Residual Config files are packages left behind after packages are uninstalled. To remove them, navigate to System > Administration > Synaptic Package Manager.
Click Status, then “Residual config”. If you have any packages listed there, mark them for complete removal and hit Apply. If Residual config is not shown, then you do not have any packages to remove.
System tools to clean up Ubuntu
Here are a bunch of system tools and utilities, some pre-installed, and others from the Software Center/apt, which can help in cleaning up useless files:
Bleachbit cleans up system cache and other files.
Computer Janitor can show you unused system library files and resources. Find it under System > Administration.
Synaptic has a tool called cruft, that does something similar.
gtkorphan is another tool to eliminate orphaned libraries. Install it via Software Center or Apt. It also has a commandline counterpart, called deborphan.
localepurge cleans up language packages on your system. It can also prevent future installs of language packs.
Search for and install Bleachbit in Software Center. It combines several important files and folder cleanup – including system cache and unused system files, packages and languages, browser files etc.
Remove orphaned packages with deborphan. Search and install from Synaptic. It finds packages that are not depended upon by other apps. Once installation of deborphan is complete, open Terminal and execute the following code:
sudo deborphan | xargs sudo apt-get -y remove --purge
You will need to enter your account password when asked (tip for beginners: the cursor does not move even when you type, ignore it, type and hit enter). A bunch of files will be deleted and its details will be listed on Terminal.
Delete unused locale data with localepurge. Search for it on Synaptic and install. It removes unneeded locale files and localized man pages. The cleanup will be executed upon completion of install. When selecting languages, check to keep only those you use – for me, it would be English (en).
All the above tools deal with system files and libraries, so you should be extra-careful, and read any warnings or additional info provided by them.
Of course, the disk space reclaimed by these tools will be minimal, considering the nature of files and folders it helps clean up.
There are many other methods, like using tune2fs to reduce or remove space reserved by Ubuntu, but many of them provide diminishing returns, are too complex and risky that I prefer not to use them.
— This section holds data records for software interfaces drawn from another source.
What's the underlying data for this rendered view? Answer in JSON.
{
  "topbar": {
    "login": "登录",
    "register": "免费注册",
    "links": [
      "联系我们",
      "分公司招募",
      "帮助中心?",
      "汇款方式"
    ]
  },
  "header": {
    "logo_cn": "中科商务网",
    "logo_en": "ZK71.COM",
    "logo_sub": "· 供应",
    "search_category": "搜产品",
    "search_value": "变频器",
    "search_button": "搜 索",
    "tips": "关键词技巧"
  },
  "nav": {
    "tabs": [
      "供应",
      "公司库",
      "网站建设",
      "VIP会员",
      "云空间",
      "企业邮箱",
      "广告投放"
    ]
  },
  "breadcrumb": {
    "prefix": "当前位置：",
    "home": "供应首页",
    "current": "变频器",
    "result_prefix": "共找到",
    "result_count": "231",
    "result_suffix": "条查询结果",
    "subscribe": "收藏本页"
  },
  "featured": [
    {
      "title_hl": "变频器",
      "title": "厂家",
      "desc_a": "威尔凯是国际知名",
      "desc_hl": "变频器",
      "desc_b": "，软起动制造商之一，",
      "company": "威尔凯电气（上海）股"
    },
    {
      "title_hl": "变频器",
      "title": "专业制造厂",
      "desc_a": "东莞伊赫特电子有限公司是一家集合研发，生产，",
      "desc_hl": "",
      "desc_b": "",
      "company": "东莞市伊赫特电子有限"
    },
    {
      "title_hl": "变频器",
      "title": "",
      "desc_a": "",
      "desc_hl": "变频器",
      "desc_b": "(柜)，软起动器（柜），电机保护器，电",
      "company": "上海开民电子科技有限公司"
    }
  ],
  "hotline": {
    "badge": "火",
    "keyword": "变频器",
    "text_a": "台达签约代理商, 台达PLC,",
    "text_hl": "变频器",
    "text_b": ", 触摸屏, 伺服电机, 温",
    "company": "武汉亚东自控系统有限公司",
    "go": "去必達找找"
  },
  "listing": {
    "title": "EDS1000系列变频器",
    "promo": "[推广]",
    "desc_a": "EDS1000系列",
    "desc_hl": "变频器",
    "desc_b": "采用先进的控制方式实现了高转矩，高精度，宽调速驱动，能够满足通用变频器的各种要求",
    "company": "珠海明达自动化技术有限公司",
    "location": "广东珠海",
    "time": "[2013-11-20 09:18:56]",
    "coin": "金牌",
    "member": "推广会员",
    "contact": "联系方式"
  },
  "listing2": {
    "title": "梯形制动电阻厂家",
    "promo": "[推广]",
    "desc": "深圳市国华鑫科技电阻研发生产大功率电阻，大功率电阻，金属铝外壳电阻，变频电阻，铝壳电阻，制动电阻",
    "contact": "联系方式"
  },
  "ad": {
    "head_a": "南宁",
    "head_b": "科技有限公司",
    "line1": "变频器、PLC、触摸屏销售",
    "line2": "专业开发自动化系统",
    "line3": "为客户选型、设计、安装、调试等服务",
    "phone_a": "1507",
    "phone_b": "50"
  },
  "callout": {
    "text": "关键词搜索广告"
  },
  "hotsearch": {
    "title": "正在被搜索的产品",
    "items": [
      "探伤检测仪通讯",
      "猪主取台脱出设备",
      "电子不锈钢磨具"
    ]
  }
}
Unless you are terribly deprived of hard drive space, and the above steps did not help at all, I suggest not trying them.